NEARLY half of the UK aren’t able to identify any of the seven risk factors shown in dementia.
Alzheimer’s Research UK found that in a survey of over 2,000 people, almost half of them could not name a factor which leads to dementia.
The risk factors include heavy drinking, smoking, high blood pressure and depression.
In 2017, it was estimated that over 850,000 people live with dementia, a number predicted to rise to over a million by 2025.
Fifty Two percent of Britons say it’s one of the biggest health problems affecting people today.
The aim of the survey was to track the public’s perceptions and attitudes of dementia and alzheimer’s.
Though the awareness of the condition is high and the stigma is relatively low, there is still some misunderstanding in certain areas.
Out of the 2,361 people in the survey, 43% said they don’t know anyone close to them that’s been diagnosed with a form of dementia.
Whilst almost everyone agreed that dementia affects the mental health of a person, nearly a quarter of them don’t believe that it affects their physical health.
Fifty one percent of people in the survey agree that dementia is a cause of death, with another 21% believing that it’s an inevitable part of getting older.
When people were asked to describe what dementia means to them, 32% of them said that it stops their brain from working properly, they degenerate, and their brain cells are dying.
Though with the high amount of people in the UK living with the condition, only 27% of people agree that current dementia treatments are effective.

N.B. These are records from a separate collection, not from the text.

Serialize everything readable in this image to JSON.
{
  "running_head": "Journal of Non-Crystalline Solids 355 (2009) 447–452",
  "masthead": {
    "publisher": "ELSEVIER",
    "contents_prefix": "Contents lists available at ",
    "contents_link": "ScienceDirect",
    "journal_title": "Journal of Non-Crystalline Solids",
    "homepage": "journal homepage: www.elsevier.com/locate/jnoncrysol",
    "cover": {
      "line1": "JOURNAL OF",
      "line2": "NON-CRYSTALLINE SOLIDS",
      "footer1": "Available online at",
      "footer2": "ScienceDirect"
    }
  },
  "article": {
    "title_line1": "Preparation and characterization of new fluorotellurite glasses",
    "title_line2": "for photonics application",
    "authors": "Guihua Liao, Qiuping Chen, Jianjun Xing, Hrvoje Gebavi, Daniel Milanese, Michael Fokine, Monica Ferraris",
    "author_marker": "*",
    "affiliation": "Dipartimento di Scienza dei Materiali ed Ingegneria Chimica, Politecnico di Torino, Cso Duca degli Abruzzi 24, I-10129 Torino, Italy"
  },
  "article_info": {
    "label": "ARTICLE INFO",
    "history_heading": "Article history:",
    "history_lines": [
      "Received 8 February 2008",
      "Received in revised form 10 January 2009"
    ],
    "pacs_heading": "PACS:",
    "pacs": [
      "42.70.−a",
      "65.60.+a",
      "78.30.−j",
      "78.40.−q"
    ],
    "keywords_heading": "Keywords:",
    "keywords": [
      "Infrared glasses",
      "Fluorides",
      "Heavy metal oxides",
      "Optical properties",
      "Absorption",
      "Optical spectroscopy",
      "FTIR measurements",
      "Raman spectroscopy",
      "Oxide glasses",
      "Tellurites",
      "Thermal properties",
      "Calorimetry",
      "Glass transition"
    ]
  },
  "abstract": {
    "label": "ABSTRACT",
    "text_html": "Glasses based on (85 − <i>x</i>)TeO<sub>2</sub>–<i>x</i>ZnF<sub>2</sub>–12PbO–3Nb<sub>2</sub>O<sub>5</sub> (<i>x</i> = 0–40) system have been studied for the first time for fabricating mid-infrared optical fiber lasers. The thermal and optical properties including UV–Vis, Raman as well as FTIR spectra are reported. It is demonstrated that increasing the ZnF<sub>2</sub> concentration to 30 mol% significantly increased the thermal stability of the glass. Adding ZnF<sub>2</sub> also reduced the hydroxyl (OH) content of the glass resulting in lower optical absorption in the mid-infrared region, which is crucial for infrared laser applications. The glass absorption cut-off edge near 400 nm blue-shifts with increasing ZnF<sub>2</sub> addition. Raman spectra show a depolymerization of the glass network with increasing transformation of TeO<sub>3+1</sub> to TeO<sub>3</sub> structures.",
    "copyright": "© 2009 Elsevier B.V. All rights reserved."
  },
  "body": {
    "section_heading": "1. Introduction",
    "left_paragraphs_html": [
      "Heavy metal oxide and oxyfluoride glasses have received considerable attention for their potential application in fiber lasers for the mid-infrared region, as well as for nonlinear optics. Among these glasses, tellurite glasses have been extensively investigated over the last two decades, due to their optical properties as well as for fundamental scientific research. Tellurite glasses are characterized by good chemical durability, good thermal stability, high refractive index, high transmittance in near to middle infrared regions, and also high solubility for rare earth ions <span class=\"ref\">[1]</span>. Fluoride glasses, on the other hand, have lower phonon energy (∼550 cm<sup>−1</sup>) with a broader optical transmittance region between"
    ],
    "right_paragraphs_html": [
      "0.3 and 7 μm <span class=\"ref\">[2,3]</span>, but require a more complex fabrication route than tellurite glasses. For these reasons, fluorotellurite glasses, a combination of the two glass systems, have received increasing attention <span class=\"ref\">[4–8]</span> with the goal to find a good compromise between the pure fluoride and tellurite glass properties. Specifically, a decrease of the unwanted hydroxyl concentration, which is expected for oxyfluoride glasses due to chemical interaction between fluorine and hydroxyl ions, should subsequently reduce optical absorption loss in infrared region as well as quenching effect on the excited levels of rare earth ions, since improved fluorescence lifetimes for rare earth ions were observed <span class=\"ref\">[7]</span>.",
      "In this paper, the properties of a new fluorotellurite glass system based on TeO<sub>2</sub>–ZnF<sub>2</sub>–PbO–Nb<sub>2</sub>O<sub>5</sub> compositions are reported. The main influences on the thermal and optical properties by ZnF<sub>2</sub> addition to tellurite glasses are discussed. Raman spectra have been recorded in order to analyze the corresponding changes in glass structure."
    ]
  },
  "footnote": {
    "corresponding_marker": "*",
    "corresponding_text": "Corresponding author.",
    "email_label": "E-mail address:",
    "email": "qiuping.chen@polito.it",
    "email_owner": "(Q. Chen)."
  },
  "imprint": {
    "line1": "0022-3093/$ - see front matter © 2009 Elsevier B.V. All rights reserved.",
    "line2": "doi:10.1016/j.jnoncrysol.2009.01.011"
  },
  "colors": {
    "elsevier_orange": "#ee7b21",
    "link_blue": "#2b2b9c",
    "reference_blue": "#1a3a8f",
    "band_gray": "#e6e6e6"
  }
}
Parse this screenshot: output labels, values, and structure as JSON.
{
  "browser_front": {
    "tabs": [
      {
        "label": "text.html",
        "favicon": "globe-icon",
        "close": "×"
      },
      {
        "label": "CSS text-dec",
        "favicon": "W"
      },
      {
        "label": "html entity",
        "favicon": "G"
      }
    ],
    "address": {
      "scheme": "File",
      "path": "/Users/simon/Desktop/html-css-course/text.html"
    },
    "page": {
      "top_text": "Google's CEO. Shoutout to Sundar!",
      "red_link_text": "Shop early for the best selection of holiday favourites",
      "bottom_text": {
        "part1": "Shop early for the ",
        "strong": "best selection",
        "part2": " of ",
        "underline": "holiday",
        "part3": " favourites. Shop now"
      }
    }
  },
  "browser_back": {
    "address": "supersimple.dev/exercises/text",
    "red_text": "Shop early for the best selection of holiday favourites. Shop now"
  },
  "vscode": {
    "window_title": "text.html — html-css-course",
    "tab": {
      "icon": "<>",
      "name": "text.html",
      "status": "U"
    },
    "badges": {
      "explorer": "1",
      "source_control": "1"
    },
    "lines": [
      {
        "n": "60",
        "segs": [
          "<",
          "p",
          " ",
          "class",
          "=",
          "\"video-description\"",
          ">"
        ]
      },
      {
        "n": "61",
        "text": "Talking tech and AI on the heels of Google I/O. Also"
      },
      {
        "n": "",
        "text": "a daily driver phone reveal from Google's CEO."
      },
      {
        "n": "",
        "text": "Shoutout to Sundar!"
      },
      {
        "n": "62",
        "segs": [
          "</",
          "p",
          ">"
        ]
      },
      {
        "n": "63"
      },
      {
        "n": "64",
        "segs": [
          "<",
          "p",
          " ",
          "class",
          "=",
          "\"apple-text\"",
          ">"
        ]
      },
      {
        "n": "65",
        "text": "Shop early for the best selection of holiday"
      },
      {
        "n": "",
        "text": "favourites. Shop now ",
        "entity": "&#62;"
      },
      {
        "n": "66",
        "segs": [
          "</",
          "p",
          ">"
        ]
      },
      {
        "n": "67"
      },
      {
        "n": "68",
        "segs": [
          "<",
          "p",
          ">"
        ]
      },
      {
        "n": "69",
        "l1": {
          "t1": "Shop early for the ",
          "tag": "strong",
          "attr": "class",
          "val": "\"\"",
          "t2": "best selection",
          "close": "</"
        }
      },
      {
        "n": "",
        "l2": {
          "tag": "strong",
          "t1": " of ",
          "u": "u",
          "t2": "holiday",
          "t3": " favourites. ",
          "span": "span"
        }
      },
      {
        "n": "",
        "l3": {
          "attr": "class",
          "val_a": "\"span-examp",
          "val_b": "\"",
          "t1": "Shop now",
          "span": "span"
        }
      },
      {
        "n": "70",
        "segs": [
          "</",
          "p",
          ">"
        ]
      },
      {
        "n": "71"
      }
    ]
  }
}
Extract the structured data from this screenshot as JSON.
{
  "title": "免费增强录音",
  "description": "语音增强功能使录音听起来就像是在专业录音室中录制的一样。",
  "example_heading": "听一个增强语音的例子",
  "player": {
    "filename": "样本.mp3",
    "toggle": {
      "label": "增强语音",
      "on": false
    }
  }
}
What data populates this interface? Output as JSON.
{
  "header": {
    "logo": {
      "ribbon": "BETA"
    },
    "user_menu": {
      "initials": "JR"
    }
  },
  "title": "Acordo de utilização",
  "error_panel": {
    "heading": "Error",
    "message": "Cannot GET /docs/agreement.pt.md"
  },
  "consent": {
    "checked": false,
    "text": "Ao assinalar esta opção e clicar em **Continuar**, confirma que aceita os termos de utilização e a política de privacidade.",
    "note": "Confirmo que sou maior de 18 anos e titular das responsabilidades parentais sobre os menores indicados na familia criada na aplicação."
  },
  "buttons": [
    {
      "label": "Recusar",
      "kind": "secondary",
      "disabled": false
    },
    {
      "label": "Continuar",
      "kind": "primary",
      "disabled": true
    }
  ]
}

There are currently no drug treatments to prevent or stop dementia, but treatments are still being developed to help people manage their day to day symptoms.